■ EXERCISE
Return the data below in full, matching every line exactly.

((

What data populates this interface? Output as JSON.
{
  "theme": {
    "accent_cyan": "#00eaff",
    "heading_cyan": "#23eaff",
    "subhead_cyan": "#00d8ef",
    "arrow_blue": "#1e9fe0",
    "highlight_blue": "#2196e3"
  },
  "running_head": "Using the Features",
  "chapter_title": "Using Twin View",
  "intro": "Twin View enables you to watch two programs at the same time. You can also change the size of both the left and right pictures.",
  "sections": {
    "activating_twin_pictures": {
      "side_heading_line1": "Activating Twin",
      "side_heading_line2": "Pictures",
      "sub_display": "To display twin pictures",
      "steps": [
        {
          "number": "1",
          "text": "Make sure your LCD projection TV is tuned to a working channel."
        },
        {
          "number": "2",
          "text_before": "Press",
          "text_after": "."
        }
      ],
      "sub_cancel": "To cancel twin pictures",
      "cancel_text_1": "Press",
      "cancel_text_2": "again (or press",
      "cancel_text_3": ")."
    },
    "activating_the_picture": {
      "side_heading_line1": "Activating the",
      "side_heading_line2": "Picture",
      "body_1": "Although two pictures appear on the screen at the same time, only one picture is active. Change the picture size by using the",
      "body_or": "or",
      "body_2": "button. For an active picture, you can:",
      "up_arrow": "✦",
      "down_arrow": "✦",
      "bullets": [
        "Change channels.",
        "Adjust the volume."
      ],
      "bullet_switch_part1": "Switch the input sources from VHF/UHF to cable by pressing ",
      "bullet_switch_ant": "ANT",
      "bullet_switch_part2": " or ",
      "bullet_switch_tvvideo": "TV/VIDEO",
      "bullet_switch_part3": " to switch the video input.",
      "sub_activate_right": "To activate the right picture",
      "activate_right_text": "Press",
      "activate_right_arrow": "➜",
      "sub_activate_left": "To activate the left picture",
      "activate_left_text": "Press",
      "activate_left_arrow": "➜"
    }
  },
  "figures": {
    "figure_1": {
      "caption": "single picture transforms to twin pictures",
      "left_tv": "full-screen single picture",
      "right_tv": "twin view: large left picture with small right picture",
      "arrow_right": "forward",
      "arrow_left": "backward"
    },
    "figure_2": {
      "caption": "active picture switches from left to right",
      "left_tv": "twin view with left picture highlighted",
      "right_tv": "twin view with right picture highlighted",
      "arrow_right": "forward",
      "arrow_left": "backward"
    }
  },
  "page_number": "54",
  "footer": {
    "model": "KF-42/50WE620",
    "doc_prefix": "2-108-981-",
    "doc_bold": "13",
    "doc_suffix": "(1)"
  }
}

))

■ PROBLEM SOLUTION
What data populates this interface? Output as JSON.
{
  "theme": {
    "accent_cyan": "#00eaff",
    "heading_cyan": "#23eaff",
    "subhead_cyan": "#00d8ef",
    "arrow_blue": "#1e9fe0",
    "highlight_blue": "#2196e3"
  },
  "running_head": "Using the Features",
  "chapter_title": "Using Twin View",
  "intro": "Twin View enables you to watch two programs at the same time. You can also change the size of both the left and right pictures.",
  "sections": {
    "activating_twin_pictures": {
      "side_heading_line1": "Activating Twin",
      "side_heading_line2": "Pictures",
      "sub_display": "To display twin pictures",
      "steps": [
        {
          "number": "1",
          "text": "Make sure your LCD projection TV is tuned to a working channel."
        },
        {
          "number": "2",
          "text_before": "Press",
          "text_after": "."
        }
      ],
      "sub_cancel": "To cancel twin pictures",
      "cancel_text_1": "Press",
      "cancel_text_2": "again (or press",
      "cancel_text_3": ")."
    },
    "activating_the_picture": {
      "side_heading_line1": "Activating the",
      "side_heading_line2": "Picture",
      "body_1": "Although two pictures appear on the screen at the same time, only one picture is active. Change the picture size by using the",
      "body_or": "or",
      "body_2": "button. For an active picture, you can:",
      "up_arrow": "✦",
      "down_arrow": "✦",
      "bullets": [
        "Change channels.",
        "Adjust the volume."
      ],
      "bullet_switch_part1": "Switch the input sources from VHF/UHF to cable by pressing ",
      "bullet_switch_ant": "ANT",
      "bullet_switch_part2": " or ",
      "bullet_switch_tvvideo": "TV/VIDEO",
      "bullet_switch_part3": " to switch the video input.",
      "sub_activate_right": "To activate the right picture",
      "activate_right_text": "Press",
      "activate_right_arrow": "➜",
      "sub_activate_left": "To activate the left picture",
      "activate_left_text": "Press",
      "activate_left_arrow": "➜"
    }
  },
  "figures": {
    "figure_1": {
      "caption": "single picture transforms to twin pictures",
      "left_tv": "full-screen single picture",
      "right_tv": "twin view: large left picture with small right picture",
      "arrow_right": "forward",
      "arrow_left": "backward"
    },
    "figure_2": {
      "caption": "active picture switches from left to right",
      "left_tv": "twin view with left picture highlighted",
      "right_tv": "twin view with right picture highlighted",
      "arrow_right": "forward",
      "arrow_left": "backward"
    }
  },
  "page_number": "54",
  "footer": {
    "model": "KF-42/50WE620",
    "doc_prefix": "2-108-981-",
    "doc_bold": "13",
    "doc_suffix": "(1)"
  }
}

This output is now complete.